NMCC classes transition to online, campus limits number of staff members onsite
PRESQUE ISLE, Maine — Northern Maine Community College is transitioning much of its coursework to online learning due to increased efforts to limit the spread of COVID-19.
Currently students and instructors are on an extended spring break that will end on Monday, April 6. By that date, instructors will have begun teaching the majority of classes online, with most staff members working from home.
“We’ve taught online classes for a number of years now, so many of our students have had experience with that type of learning,” said college president Tim Crowley on Wednesday. “Transitioning our more hands-on programs has been the biggest challenge.”
Students who are enrolled in nursing, emergency medical services or other healthcare programs that require simulation classes will still have access to the college’s nursing simulation center, but will gather in small groups of fewer than 10 people to minimize the potential spread of illness.
Nursing students in their final semester of study will continue their clinical experiences at area hospitals.
Crowley and instructors from the trade and technical programs are discussing how to best transition lab coursework to virtual labs, which will allow students to complete their courses remotely.
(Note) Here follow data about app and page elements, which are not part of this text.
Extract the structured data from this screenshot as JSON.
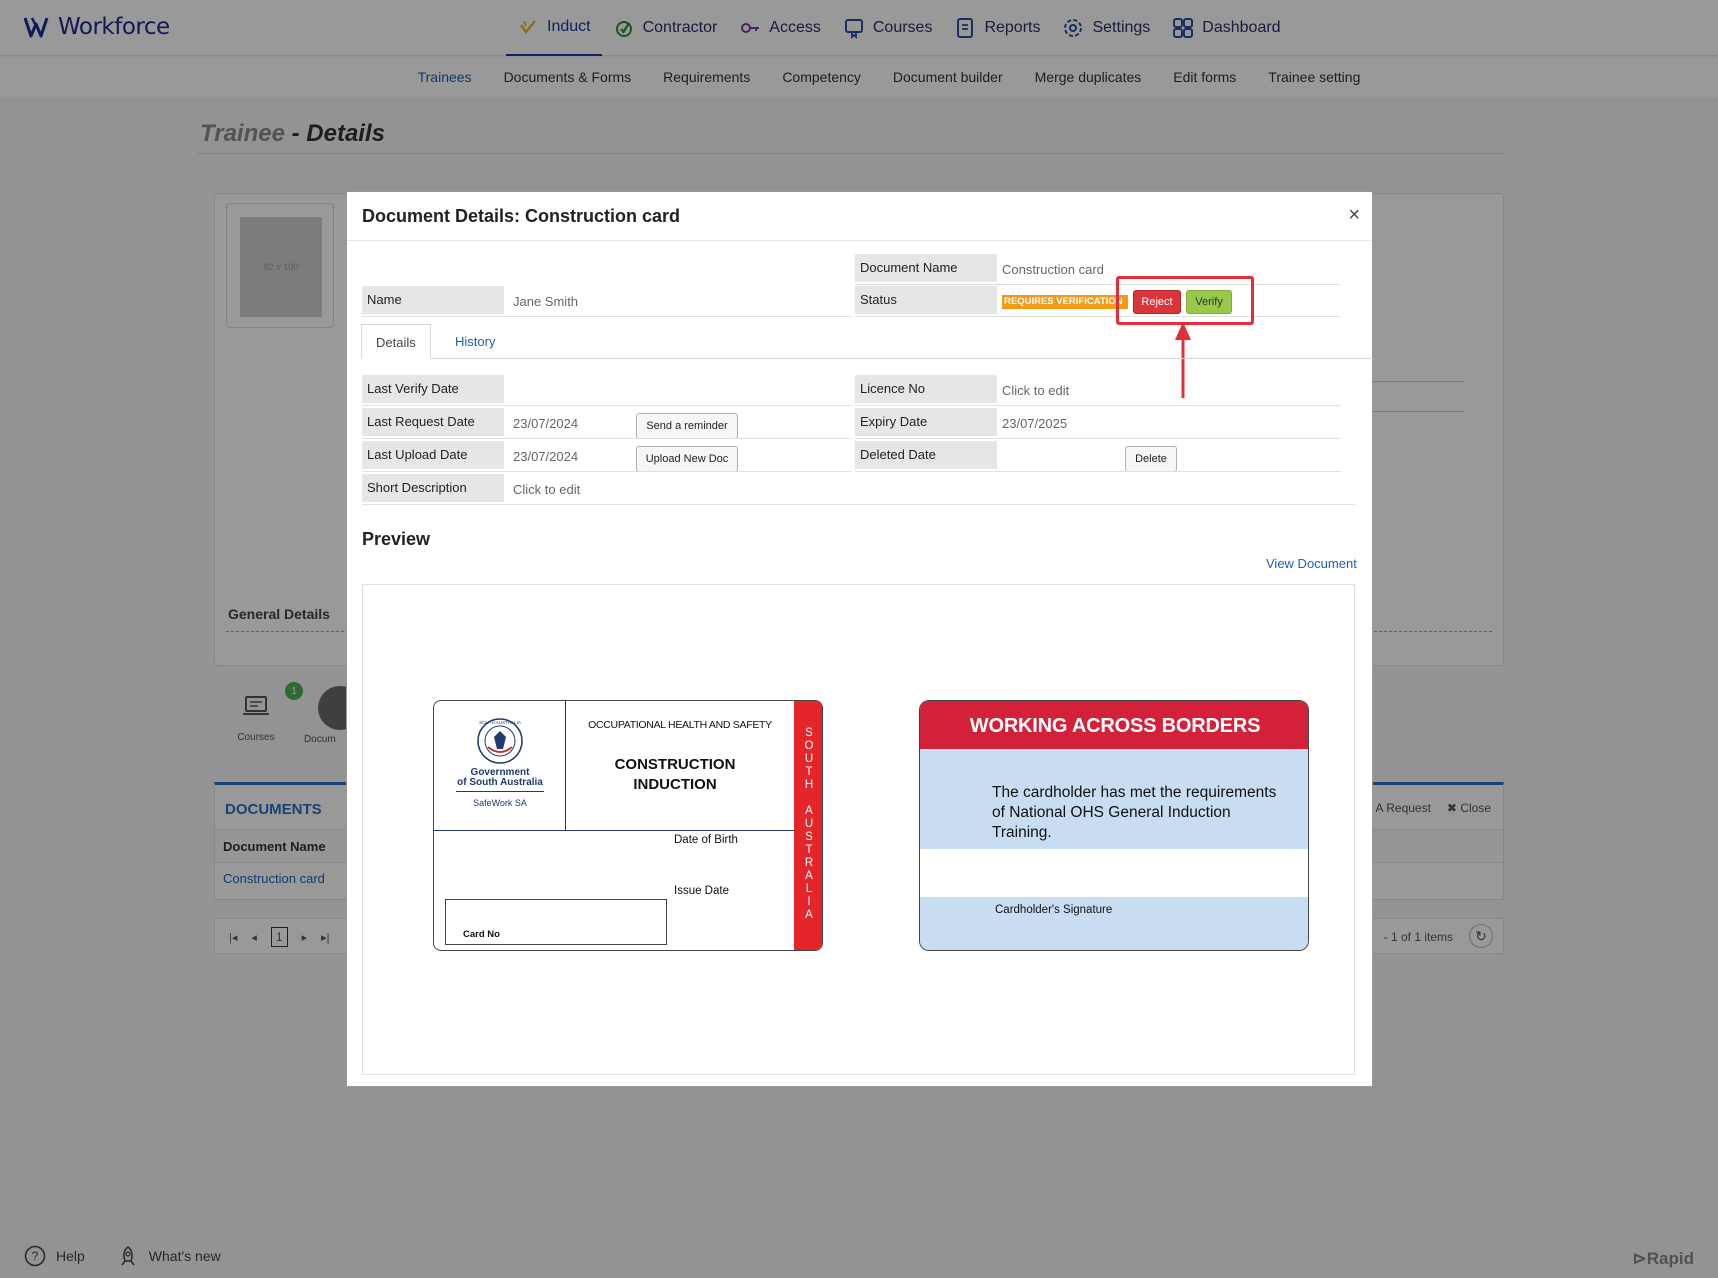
{
  "app": {
    "logo_text": "Workforce"
  },
  "nav": {
    "items": [
      {
        "label": "Induct",
        "icon": "induct-check-icon"
      },
      {
        "label": "Contractor",
        "icon": "contractor-check-icon"
      },
      {
        "label": "Access",
        "icon": "key-icon"
      },
      {
        "label": "Courses",
        "icon": "courses-icon"
      },
      {
        "label": "Reports",
        "icon": "reports-icon"
      },
      {
        "label": "Settings",
        "icon": "gear-icon"
      },
      {
        "label": "Dashboard",
        "icon": "grid-icon"
      }
    ]
  },
  "subnav": {
    "items": [
      "Trainees",
      "Documents & Forms",
      "Requirements",
      "Competency",
      "Document builder",
      "Merge duplicates",
      "Edit forms",
      "Trainee setting"
    ]
  },
  "page": {
    "title_light": "Trainee",
    "title_sep": " - ",
    "title_bold": "Details",
    "avatar_placeholder": "82 x 100",
    "general_details": "General Details",
    "tiles": [
      {
        "label": "Courses",
        "badge": "1"
      },
      {
        "label": "Docum"
      }
    ]
  },
  "documents": {
    "title": "DOCUMENTS",
    "column": "Document Name",
    "rows": [
      "Construction card"
    ],
    "action_request": "A Request",
    "action_close": "Close",
    "pager_page": "1",
    "pager_info": "- 1 of 1 items"
  },
  "footer": {
    "help": "Help",
    "whats_new": "What's new",
    "brand": "Rapid"
  },
  "modal": {
    "title": "Document Details: Construction card",
    "close": "×",
    "document_name_label": "Document Name",
    "document_name_value": "Construction card",
    "name_label": "Name",
    "name_value": "Jane Smith",
    "status_label": "Status",
    "status_value": "REQUIRES VERIFICATION",
    "reject": "Reject",
    "verify": "Verify",
    "tabs": [
      "Details",
      "History"
    ],
    "fields": {
      "last_verify_date": {
        "label": "Last Verify Date",
        "value": ""
      },
      "last_request_date": {
        "label": "Last Request Date",
        "value": "23/07/2024"
      },
      "last_upload_date": {
        "label": "Last Upload Date",
        "value": "23/07/2024"
      },
      "short_description": {
        "label": "Short Description",
        "value": "Click to edit"
      },
      "licence_no": {
        "label": "Licence No",
        "value": "Click to edit"
      },
      "expiry_date": {
        "label": "Expiry Date",
        "value": "23/07/2025"
      },
      "deleted_date": {
        "label": "Deleted Date",
        "value": ""
      }
    },
    "send_reminder": "Send a reminder",
    "upload_new_doc": "Upload New Doc",
    "delete": "Delete",
    "preview_title": "Preview",
    "view_document": "View Document"
  },
  "card_front": {
    "crest_text": "SOUTH AUSTRALIA",
    "gov_line1": "Government",
    "gov_line2": "of South Australia",
    "safework": "SafeWork SA",
    "ohs": "OCCUPATIONAL HEALTH AND SAFETY",
    "ci_line1": "CONSTRUCTION",
    "ci_line2": "INDUCTION",
    "vertical": "SOUTH AUSTRALIA",
    "dob": "Date of Birth",
    "issue": "Issue Date",
    "card_no": "Card No"
  },
  "card_back": {
    "heading": "WORKING ACROSS BORDERS",
    "text": "The cardholder has met the requirements of National OHS General Induction Training.",
    "signature": "Cardholder's Signature"
  },
  "colors": {
    "accent": "#1f3a9e",
    "badge": "#f39a17",
    "reject": "#d9353a",
    "verify": "#97c84a",
    "annotation": "#e02e3a"
  }
}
But some programs, such as welding, still require students to come to campus to complete work in a limited, small-group setting.
Even now the campus has had to become “very restrictive” on who can visit faculty and staff offices. The college’s Smith Wellness Center and Edmunds Library are closed and all tutoring services have been moved online. Many staff members are working from home.
When April 6 comes, the campus will have a “skeleton crew” consisting only of faculty and staff who need to be on campus to assist students.
Crowley recommends that members of the public call the campus at 207-768-2700 before deciding whether to visit. If an in-person visit is necessary, people should schedule an appointment with the person they would like to speak with and go directly to that office to minimize contact with other staff members.
“Most of our students have been reaching out through email or phone calls,” Crowley said. “Probably 50 percent of our employees are working from home now and we expect that number to grow after the break.”
Thus far the Maine Centers for Disease Control and Prevention has not confirmed cases of COVID-19 in Aroostook County, though 155 cases were confirmed throughout 11 Maine counties as of Thursday morning. But Crowley said that Northern Maine Community College has been communicating with the Maine Emergency Management Agency and is ready to assist local healthcare workers if an outbreak occurs.
Only eight residential students remain on campus and all have moved into Andrews Hall. In the event that local hospitals become overwhelmed, the college has offered the use of its empty residence halls — Snow Hall, Penobscot Hall and Washington Hall — to MEMA and healthcare professionals.
“We have ample room on campus and we have personal protective equipment available for healthcare professionals if needed,” Crowley said.
As of this time, the college has kept its commencement ceremony scheduled for Saturday, May 2, at The Forum. But Crowley noted that it is “unlikely” that commencement will occur in the traditional way due to increased cancellations of large-scale events throughout Aroostook County and the state. The college will announce specific plans at a later date.
Though the past month has resulted in many fast-paced changes for students, faculty and staff members, Crowley said that the recent decisions have been for the health and safety of campus and community members.
“In the 32 years I’ve been here, I’ve never seen anything like this happen, but our staff and faculty have really stepped up to meet the needs of our students,” Crowley said. “It has been heartwarming to see how everyone has responded.”